*** Opening of Supplied data ***
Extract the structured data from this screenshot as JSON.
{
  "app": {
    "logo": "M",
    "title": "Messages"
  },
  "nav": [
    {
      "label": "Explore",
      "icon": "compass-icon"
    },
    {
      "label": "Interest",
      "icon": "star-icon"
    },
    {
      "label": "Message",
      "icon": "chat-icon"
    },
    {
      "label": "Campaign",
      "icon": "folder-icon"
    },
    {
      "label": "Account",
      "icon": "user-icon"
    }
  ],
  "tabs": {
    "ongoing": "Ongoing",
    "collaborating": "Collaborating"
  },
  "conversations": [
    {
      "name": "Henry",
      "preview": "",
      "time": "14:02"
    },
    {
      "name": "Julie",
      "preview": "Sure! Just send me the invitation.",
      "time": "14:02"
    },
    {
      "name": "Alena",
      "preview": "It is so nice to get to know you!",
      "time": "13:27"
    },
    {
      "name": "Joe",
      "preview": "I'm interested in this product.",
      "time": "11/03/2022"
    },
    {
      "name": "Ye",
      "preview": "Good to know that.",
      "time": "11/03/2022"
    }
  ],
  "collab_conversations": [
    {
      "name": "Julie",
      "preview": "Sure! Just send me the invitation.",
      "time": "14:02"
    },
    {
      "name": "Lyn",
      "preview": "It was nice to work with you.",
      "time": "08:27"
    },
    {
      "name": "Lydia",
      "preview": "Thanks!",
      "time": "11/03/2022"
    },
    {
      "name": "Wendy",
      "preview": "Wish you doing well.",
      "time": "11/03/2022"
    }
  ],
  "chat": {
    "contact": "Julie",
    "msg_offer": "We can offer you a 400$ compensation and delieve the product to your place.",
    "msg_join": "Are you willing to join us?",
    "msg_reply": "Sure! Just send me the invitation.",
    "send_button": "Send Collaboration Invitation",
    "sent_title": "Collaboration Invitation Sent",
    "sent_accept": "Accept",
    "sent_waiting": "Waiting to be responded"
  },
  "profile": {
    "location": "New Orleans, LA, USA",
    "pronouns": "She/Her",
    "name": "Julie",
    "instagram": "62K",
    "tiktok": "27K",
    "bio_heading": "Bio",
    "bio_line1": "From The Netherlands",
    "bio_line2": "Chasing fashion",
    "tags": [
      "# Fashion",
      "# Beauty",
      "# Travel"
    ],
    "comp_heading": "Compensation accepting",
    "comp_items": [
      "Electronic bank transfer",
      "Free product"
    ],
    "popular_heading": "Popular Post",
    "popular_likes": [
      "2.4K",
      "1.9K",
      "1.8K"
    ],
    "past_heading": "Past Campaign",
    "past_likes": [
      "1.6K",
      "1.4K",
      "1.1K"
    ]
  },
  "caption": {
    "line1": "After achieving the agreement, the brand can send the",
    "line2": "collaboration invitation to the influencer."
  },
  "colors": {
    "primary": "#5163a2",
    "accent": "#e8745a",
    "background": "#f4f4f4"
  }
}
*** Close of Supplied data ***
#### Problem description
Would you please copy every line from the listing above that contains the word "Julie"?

#### Result of the exercise
      "name": "Julie",
      "name": "Julie",
    "contact": "Julie",
    "name": "Julie",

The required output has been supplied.